-- Exercise instructions --
Find the lines of data that contain the string "this", then list them.

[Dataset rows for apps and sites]
########

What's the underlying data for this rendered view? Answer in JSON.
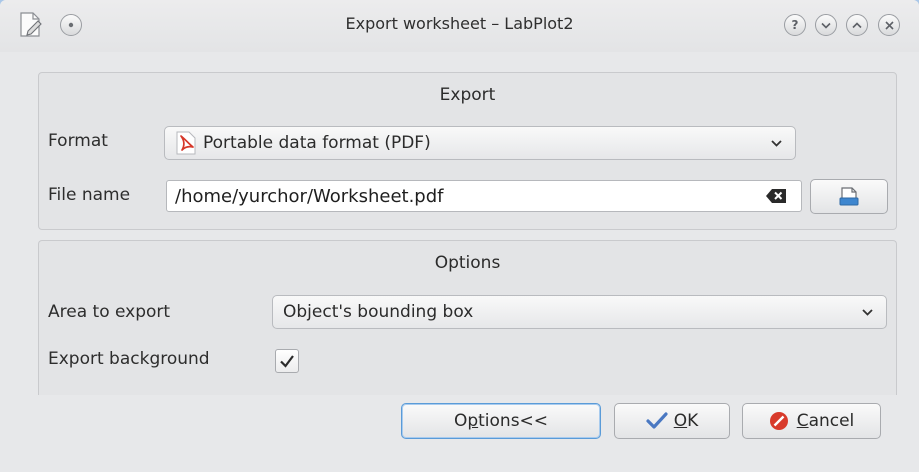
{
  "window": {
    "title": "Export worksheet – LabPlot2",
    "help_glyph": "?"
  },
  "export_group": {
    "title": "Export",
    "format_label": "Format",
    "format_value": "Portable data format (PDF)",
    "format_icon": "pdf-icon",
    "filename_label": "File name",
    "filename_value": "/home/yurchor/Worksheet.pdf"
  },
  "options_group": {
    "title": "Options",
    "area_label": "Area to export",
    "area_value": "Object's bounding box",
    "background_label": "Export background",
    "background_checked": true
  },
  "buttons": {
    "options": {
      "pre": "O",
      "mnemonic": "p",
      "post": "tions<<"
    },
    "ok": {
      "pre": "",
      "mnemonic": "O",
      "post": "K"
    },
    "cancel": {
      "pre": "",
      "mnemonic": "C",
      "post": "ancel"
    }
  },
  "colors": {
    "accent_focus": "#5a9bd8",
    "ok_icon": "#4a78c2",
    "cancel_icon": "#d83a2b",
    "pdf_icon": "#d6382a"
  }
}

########

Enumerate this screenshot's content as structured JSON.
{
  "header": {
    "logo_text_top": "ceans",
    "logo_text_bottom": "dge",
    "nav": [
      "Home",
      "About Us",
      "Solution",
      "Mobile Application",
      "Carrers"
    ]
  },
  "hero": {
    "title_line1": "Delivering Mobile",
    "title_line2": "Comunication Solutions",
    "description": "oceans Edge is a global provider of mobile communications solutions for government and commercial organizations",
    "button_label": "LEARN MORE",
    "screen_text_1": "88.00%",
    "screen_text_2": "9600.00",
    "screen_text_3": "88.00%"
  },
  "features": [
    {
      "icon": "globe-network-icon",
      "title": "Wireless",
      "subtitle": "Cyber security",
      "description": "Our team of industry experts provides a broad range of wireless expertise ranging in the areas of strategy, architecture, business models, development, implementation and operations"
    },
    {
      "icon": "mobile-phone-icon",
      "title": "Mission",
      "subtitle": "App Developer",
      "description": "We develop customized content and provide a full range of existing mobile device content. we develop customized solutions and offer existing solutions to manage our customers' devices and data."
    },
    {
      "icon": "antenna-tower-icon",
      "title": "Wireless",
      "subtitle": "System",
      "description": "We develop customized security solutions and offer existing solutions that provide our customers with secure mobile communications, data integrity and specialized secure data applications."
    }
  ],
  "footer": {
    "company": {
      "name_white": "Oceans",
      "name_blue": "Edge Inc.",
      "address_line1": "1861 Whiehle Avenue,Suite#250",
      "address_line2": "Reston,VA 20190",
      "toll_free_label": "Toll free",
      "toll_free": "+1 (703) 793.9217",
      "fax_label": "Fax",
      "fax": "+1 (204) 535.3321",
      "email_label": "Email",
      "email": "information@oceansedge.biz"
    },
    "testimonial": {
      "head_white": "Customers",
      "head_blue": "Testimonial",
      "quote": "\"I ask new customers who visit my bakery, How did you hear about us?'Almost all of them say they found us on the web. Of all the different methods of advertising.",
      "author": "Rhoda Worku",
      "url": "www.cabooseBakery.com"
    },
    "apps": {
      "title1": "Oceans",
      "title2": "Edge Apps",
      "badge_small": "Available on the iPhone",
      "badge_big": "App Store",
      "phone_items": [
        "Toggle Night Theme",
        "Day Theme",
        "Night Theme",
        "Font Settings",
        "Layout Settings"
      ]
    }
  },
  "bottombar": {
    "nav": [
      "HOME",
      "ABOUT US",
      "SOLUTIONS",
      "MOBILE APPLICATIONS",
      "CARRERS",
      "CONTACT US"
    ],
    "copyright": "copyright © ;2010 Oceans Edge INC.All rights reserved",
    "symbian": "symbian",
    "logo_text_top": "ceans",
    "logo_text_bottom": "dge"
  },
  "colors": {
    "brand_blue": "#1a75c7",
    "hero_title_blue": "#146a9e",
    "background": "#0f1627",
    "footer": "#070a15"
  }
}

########

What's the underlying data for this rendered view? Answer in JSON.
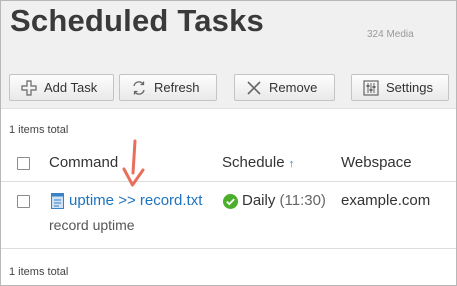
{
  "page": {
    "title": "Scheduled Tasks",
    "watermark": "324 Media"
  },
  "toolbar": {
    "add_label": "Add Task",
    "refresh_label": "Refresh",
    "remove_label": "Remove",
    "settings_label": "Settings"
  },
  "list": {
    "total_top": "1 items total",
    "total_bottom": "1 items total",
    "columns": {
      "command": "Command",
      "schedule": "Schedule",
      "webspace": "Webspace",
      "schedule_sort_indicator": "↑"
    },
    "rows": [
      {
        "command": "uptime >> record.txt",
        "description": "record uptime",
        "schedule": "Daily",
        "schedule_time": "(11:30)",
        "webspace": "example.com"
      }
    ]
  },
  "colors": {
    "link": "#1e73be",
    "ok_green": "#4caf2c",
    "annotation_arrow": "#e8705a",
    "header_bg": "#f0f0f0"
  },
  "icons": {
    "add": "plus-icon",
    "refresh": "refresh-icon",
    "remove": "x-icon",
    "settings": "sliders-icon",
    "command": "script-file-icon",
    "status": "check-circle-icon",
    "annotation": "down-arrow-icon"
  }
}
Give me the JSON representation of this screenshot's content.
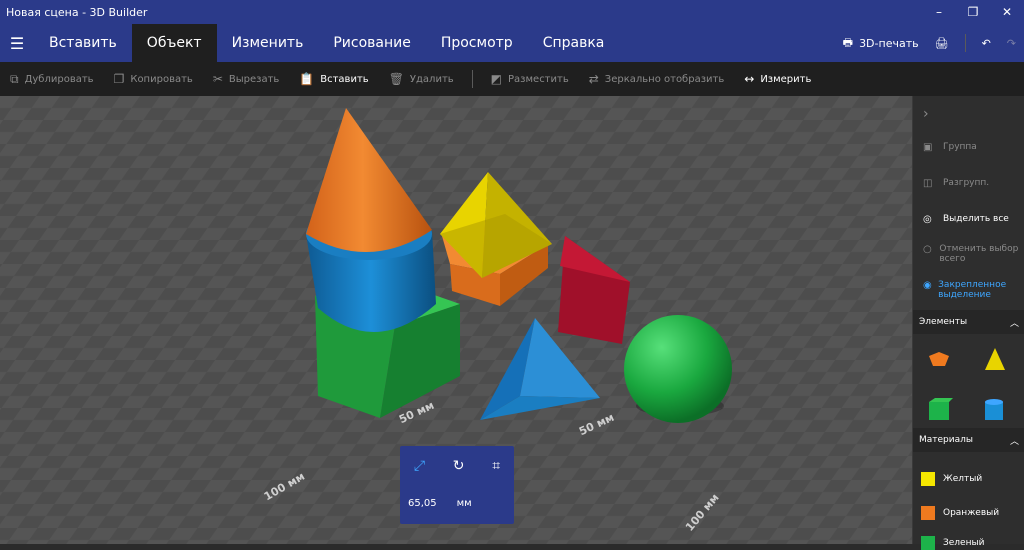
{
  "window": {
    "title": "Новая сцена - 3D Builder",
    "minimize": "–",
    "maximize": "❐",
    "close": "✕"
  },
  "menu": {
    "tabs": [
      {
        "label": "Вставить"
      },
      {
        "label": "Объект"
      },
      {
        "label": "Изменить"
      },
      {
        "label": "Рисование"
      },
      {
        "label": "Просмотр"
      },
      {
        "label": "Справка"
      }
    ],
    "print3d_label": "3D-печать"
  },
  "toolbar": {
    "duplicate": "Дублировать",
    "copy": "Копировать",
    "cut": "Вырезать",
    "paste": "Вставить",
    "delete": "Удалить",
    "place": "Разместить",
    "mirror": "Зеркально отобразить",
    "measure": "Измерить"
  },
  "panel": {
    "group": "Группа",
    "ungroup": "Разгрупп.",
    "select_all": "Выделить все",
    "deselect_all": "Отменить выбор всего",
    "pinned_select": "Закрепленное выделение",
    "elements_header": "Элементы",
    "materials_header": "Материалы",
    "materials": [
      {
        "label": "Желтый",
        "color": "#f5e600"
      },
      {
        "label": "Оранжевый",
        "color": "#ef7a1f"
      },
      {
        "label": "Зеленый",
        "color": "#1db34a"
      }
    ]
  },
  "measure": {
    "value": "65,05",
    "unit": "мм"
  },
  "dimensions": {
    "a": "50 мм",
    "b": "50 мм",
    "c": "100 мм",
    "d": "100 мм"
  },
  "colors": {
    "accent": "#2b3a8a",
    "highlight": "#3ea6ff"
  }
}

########

-- Task output --
What's the underlying data for this rendered view? Answer in JSON.
Enumerate this screenshot's content as structured JSON.
What's the underlying data for this rendered view? Answer in JSON.
Give me the JSON representation of this screenshot's content.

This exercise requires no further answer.